Excerpts from an interface dataset:

§ §

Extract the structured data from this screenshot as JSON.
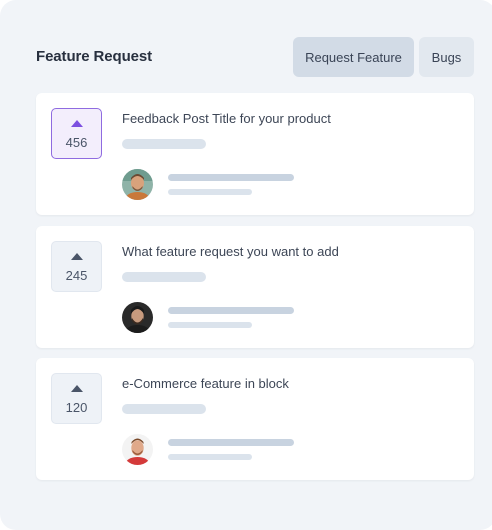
{
  "header": {
    "title": "Feature Request",
    "buttons": [
      {
        "label": "Request Feature",
        "selected": true
      },
      {
        "label": "Bugs",
        "selected": false
      }
    ]
  },
  "posts": [
    {
      "title": "Feedback Post Title for your product",
      "votes": "456",
      "voted": true
    },
    {
      "title": "What feature request you want to add",
      "votes": "245",
      "voted": false
    },
    {
      "title": "e-Commerce feature in block",
      "votes": "120",
      "voted": false
    }
  ],
  "colors": {
    "accent": "#7c4fe0",
    "panel_bg": "#f1f4f8",
    "selected_button_bg": "#d2dbe6"
  },
  "icons": {
    "upvote": "caret-up-icon"
  }
}
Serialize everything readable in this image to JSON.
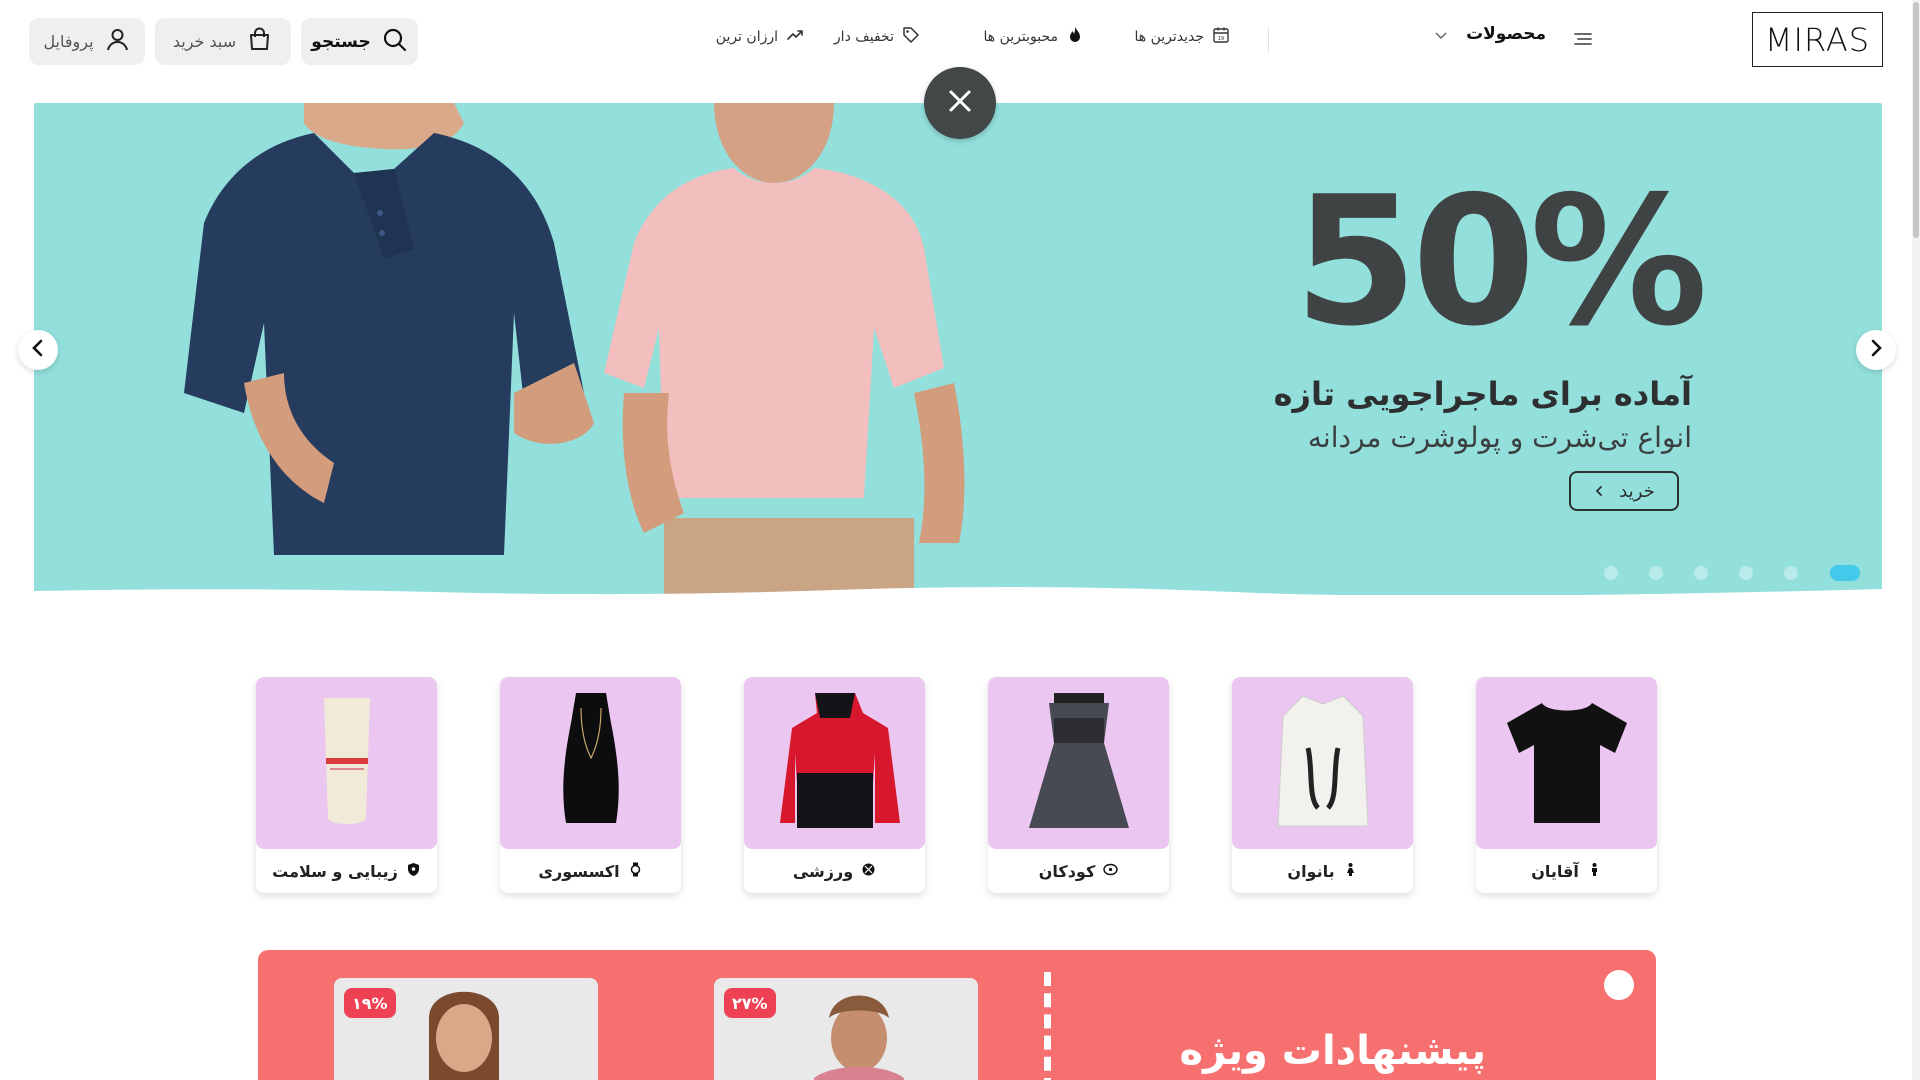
{
  "header": {
    "logo": "MIRAS",
    "products_label": "محصولات",
    "nav": [
      {
        "label": "جدیدترین ها",
        "icon": "calendar-icon"
      },
      {
        "label": "محبوبترین ها",
        "icon": "fire-icon"
      },
      {
        "label": "تخفیف دار",
        "icon": "tag-icon"
      },
      {
        "label": "ارزان ترین",
        "icon": "trend-icon"
      }
    ],
    "search_label": "جستجو",
    "cart_label": "سبد خرید",
    "profile_label": "پروفایل"
  },
  "hero": {
    "discount": "50%",
    "title": "آماده برای ماجراجویی تازه",
    "subtitle": "انواع تی‌شرت و پولوشرت مردانه",
    "button_label": "خرید",
    "slide_count": 6,
    "active_slide": 1,
    "bg_color": "#92dfdc"
  },
  "categories": [
    {
      "label": "آقایان",
      "icon": "male-icon"
    },
    {
      "label": "بانوان",
      "icon": "female-icon"
    },
    {
      "label": "کودکان",
      "icon": "child-face-icon"
    },
    {
      "label": "ورزشی",
      "icon": "ball-icon"
    },
    {
      "label": "اکسسوری",
      "icon": "watch-icon"
    },
    {
      "label": "زیبایی و سلامت",
      "icon": "shield-icon"
    }
  ],
  "offers": {
    "title": "پیشنهادات ویژه",
    "bg_color": "#f77070",
    "cards": [
      {
        "discount": "۲۷%"
      },
      {
        "discount": "۱۹%"
      }
    ]
  }
}
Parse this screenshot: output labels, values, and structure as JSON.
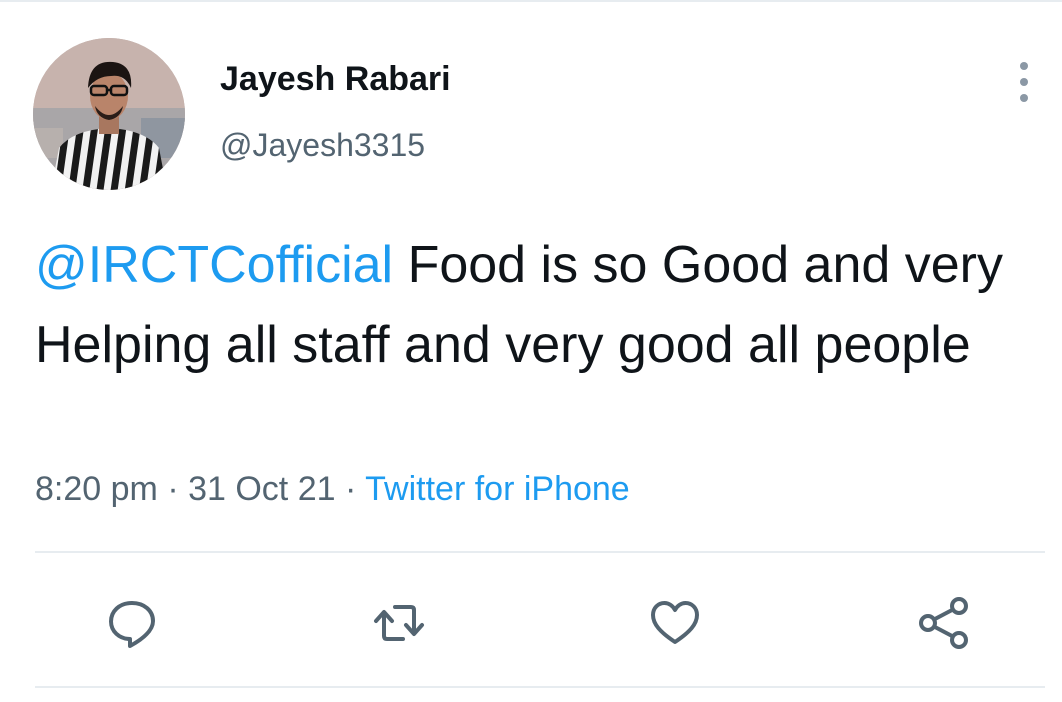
{
  "tweet": {
    "author": {
      "display_name": "Jayesh Rabari",
      "handle": "@Jayesh3315"
    },
    "body": {
      "mention": "@IRCTCofficial",
      "text": "Food is so Good and very Helping all staff and very good all people"
    },
    "meta": {
      "time": "8:20 pm",
      "separator": "·",
      "date": "31 Oct 21",
      "source": "Twitter for iPhone"
    }
  },
  "actions": [
    {
      "icon": "reply-icon"
    },
    {
      "icon": "retweet-icon"
    },
    {
      "icon": "like-icon"
    },
    {
      "icon": "share-icon"
    }
  ],
  "colors": {
    "text": "#0f1419",
    "secondary": "#536471",
    "accent": "#1d9bf0",
    "divider": "#e7ecf0"
  }
}
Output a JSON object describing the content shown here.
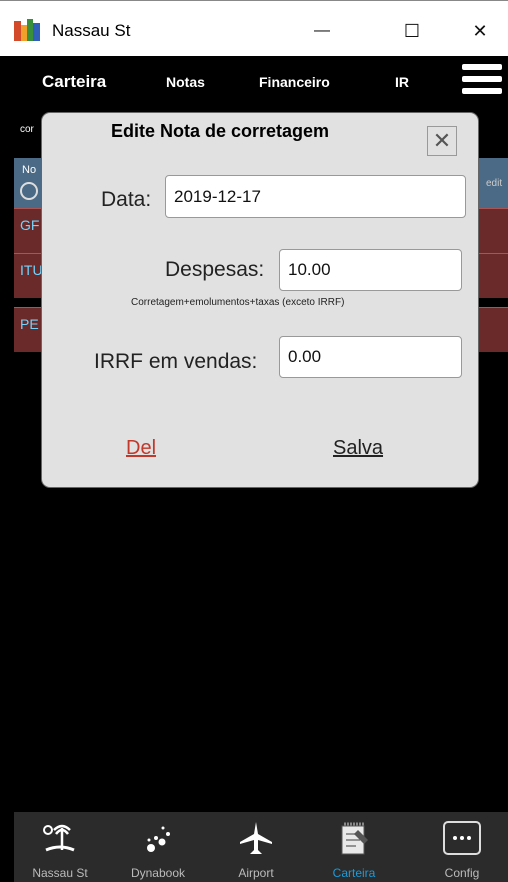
{
  "window": {
    "title": "Nassau St",
    "minimize_glyph": "—",
    "maximize_glyph": "☐",
    "close_glyph": "✕"
  },
  "nav": {
    "tabs": [
      "Carteira",
      "Notas",
      "Financeiro",
      "IR"
    ]
  },
  "background": {
    "left_label": "cor",
    "header_abbrev": "No",
    "edit_label": "edit",
    "rows": [
      "GF",
      "ITU",
      "PE"
    ]
  },
  "dialog": {
    "title": "Edite Nota de corretagem",
    "close_glyph": "✕",
    "data_label": "Data:",
    "data_value": "2019-12-17",
    "despesas_label": "Despesas:",
    "despesas_value": "10.00",
    "despesas_hint": "Corretagem+emolumentos+taxas (exceto IRRF)",
    "irrf_label": "IRRF em vendas:",
    "irrf_value": "0.00",
    "del_label": "Del",
    "salva_label": "Salva"
  },
  "bottom_nav": {
    "items": [
      {
        "label": "Nassau St",
        "icon": "island-icon"
      },
      {
        "label": "Dynabook",
        "icon": "dots-icon"
      },
      {
        "label": "Airport",
        "icon": "airplane-icon"
      },
      {
        "label": "Carteira",
        "icon": "notepad-icon",
        "active": true
      },
      {
        "label": "Config",
        "icon": "more-icon"
      }
    ]
  },
  "colors": {
    "accent": "#1e9ad6",
    "row_bg": "#6b2a2a",
    "row_text": "#6fd5ff",
    "del": "#c0392b"
  }
}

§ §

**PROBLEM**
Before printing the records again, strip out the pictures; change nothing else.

**WRITTEN RESPONSE**
Extract the structured data from this screenshot as JSON.
{
  "header": {
    "title": "Feature Request",
    "buttons": [
      {
        "label": "Request Feature",
        "selected": true
      },
      {
        "label": "Bugs",
        "selected": false
      }
    ]
  },
  "posts": [
    {
      "title": "Feedback Post Title for your product",
      "votes": "456",
      "voted": true
    },
    {
      "title": "What feature request you want to add",
      "votes": "245",
      "voted": false
    },
    {
      "title": "e-Commerce feature in block",
      "votes": "120",
      "voted": false
    }
  ],
  "colors": {
    "accent": "#7c4fe0",
    "panel_bg": "#f1f4f8",
    "selected_button_bg": "#d2dbe6"
  },
  "icons": {
    "upvote": "caret-up-icon"
  }
}
Serialize everything readable in this image to JSON.
{
  "header": {
    "logo": "MIRAS",
    "products_label": "محصولات",
    "nav": [
      {
        "label": "جدیدترین ها",
        "icon": "calendar-icon"
      },
      {
        "label": "محبوبترین ها",
        "icon": "fire-icon"
      },
      {
        "label": "تخفیف دار",
        "icon": "tag-icon"
      },
      {
        "label": "ارزان ترین",
        "icon": "trend-icon"
      }
    ],
    "search_label": "جستجو",
    "cart_label": "سبد خرید",
    "profile_label": "پروفایل"
  },
  "hero": {
    "discount": "50%",
    "title": "آماده برای ماجراجویی تازه",
    "subtitle": "انواع تی‌شرت و پولوشرت مردانه",
    "button_label": "خرید",
    "slide_count": 6,
    "active_slide": 1,
    "bg_color": "#92dfdc"
  },
  "categories": [
    {
      "label": "آقایان",
      "icon": "male-icon"
    },
    {
      "label": "بانوان",
      "icon": "female-icon"
    },
    {
      "label": "کودکان",
      "icon": "child-face-icon"
    },
    {
      "label": "ورزشی",
      "icon": "ball-icon"
    },
    {
      "label": "اکسسوری",
      "icon": "watch-icon"
    },
    {
      "label": "زیبایی و سلامت",
      "icon": "shield-icon"
    }
  ],
  "offers": {
    "title": "پیشنهادات ویژه",
    "bg_color": "#f77070",
    "cards": [
      {
        "discount": "۲۷%"
      },
      {
        "discount": "۱۹%"
      }
    ]
  }
}
Parse this screenshot: output labels, values, and structure as JSON.
{
  "tweet": {
    "author": {
      "display_name": "Jayesh Rabari",
      "handle": "@Jayesh3315"
    },
    "body": {
      "mention": "@IRCTCofficial",
      "text": "Food is so Good and very Helping all staff and very good all people"
    },
    "meta": {
      "time": "8:20 pm",
      "separator": "·",
      "date": "31 Oct 21",
      "source": "Twitter for iPhone"
    }
  },
  "actions": [
    {
      "icon": "reply-icon"
    },
    {
      "icon": "retweet-icon"
    },
    {
      "icon": "like-icon"
    },
    {
      "icon": "share-icon"
    }
  ],
  "colors": {
    "text": "#0f1419",
    "secondary": "#536471",
    "accent": "#1d9bf0",
    "divider": "#e7ecf0"
  }
}
Output a JSON object describing the content shown here.
{
  "window": {
    "title": "Nassau St",
    "minimize_glyph": "—",
    "maximize_glyph": "☐",
    "close_glyph": "✕"
  },
  "nav": {
    "tabs": [
      "Carteira",
      "Notas",
      "Financeiro",
      "IR"
    ]
  },
  "background": {
    "left_label": "cor",
    "header_abbrev": "No",
    "edit_label": "edit",
    "rows": [
      "GF",
      "ITU",
      "PE"
    ]
  },
  "dialog": {
    "title": "Edite Nota de corretagem",
    "close_glyph": "✕",
    "data_label": "Data:",
    "data_value": "2019-12-17",
    "despesas_label": "Despesas:",
    "despesas_value": "10.00",
    "despesas_hint": "Corretagem+emolumentos+taxas (exceto IRRF)",
    "irrf_label": "IRRF em vendas:",
    "irrf_value": "0.00",
    "del_label": "Del",
    "salva_label": "Salva"
  },
  "bottom_nav": {
    "items": [
      {
        "label": "Nassau St",
        "icon": "island-icon"
      },
      {
        "label": "Dynabook",
        "icon": "dots-icon"
      },
      {
        "label": "Airport",
        "icon": "airplane-icon"
      },
      {
        "label": "Carteira",
        "icon": "notepad-icon",
        "active": true
      },
      {
        "label": "Config",
        "icon": "more-icon"
      }
    ]
  },
  "colors": {
    "accent": "#1e9ad6",
    "row_bg": "#6b2a2a",
    "row_text": "#6fd5ff",
    "del": "#c0392b"
  }
}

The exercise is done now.